In 2020, when the impacts of COVID-19 seemed to decimate the tourism industry overnight, the revenue from income taxes was used to help companies stay afloat and keep people employed. The tax department also gave some affected by the loss of employment due to COVID an extra small payment at Christmas time.
Do I Need to Pay Iceland Income Tax if I’m Employed by a Foreign Company?
All residents of Iceland must pay taxes. Under Icelandic law, you are considered a resident of Iceland for tax purposes if you have stayed in the country for more than 183 days in a 12 month period. If you have stayed more than 183 days, you are liable to pay taxes dating from your arrival date.
When you leave Iceland, you are no longer responsible for income tax, but to make sure you have officially done this, you must change your legal domicile with Registers Iceland as soon as possible.
It is also recommended that you register as a taxpayer in the country you are moving to immediately after your arrival to avoid double taxes if possible.
How Long Can I Live in Iceland Until I Need to Pay Icelandic Income Tax?
If you stay in Iceland for less than 183 days in a 12 month period, you have what is known as Limited Tax Liability in Iceland. This means you only have to pay taxes on income that is from sources in Iceland. In this time period, if you aren’t making money from Iceland, you are not liable for Icelandic taxes.
If you are not liable to pay taxes in Iceland during this shorter period, you must still be paying them somewhere else, like your country of origin.
How Often Are Icelandic Tax Rates Changed?
Traditionally the Icelandic government will review the tax rates every year. If there is a change made, it will go into effect on January 1.
The financial year in Iceland is from January 1 to December 31. When the year is over, you have until the beginning of March to submit your tax return. If you decide to enlist the services of an accountant, you usually have a little longer, approximately, till the beginning of April.
Once your tax return is submitted, you will typically receive an estimate of either how much you owe or how much you might receive back, depending on any deductions you made at the time of your submission.
Most residents of Iceland have either received their tax bill, refund, or confirmation of no further payment required by June.*
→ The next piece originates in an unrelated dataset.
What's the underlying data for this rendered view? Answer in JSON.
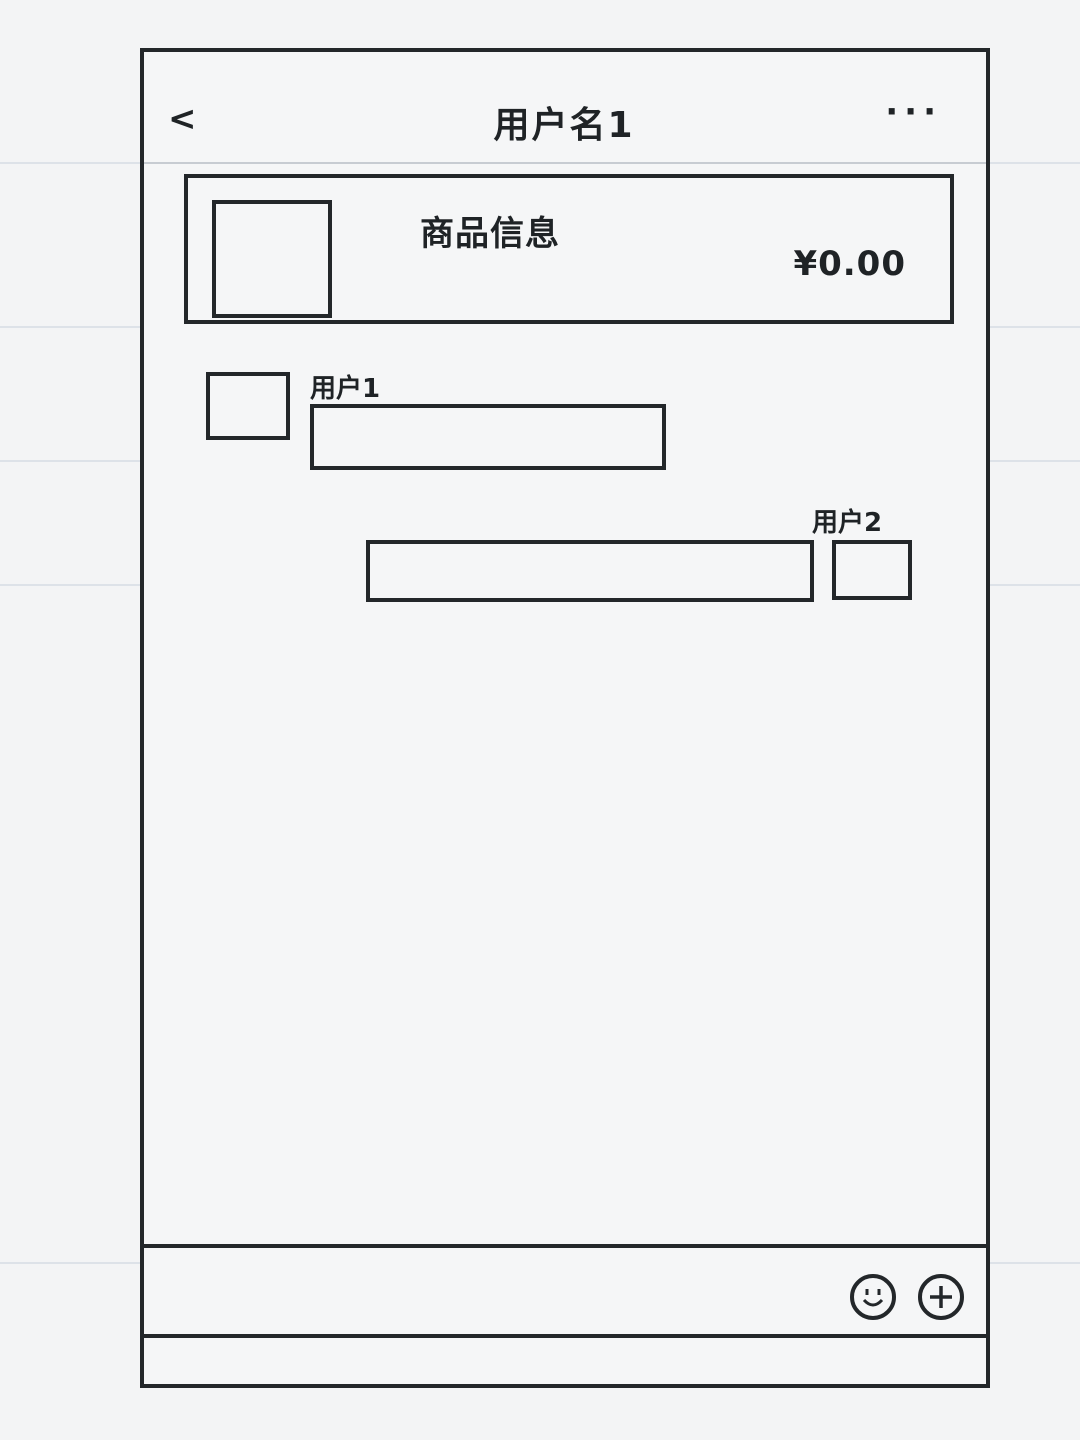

*if you were a resident of Iceland and have since changed your legal domicile to another country, you will not receive an estimate on your final tax return. You will instead receive the bill, refund or notification of no further payment required.
What if I Receive Salary From More than One Employer?
It is up to you how your tax discount is used. If you have more than one employer, you can only use it with one, or you can split it between two however you like (60% to one and 40% to the other).
You need to notify the tax department which income you will use the discount for and what percentage.
Apart from that, your taxes will fall into the same structure as usual. You will pay a certain amount of tax depending on how much you are earning.
In some cases, depending on the nature of your work, it is better to set yourself up as a company.
This can be useful if you are a freelancer with many clients and many different income streams. It can be difficult and expensive to set up, however, so another solution for those who are freelancing in Iceland is to join an agency like Swapp that works as a third party between freelancers and businesses.
Understanding the tax system of your own country can be hard enough, and delving into the complex workings of a foreign financial structure can be downright terrifying.
But take it from someone who has experienced it first hand, if you move to Iceland, the sooner you take the time to learn a bit about how it all works, the better.
Nobody wants to experience the uncertainty of not knowing if you’re paying enough tax, too much or even how it will affect your salary.
A foreign tax system might take some time to understand, but once you do, you will have a much more enjoyable experience throughout your stay.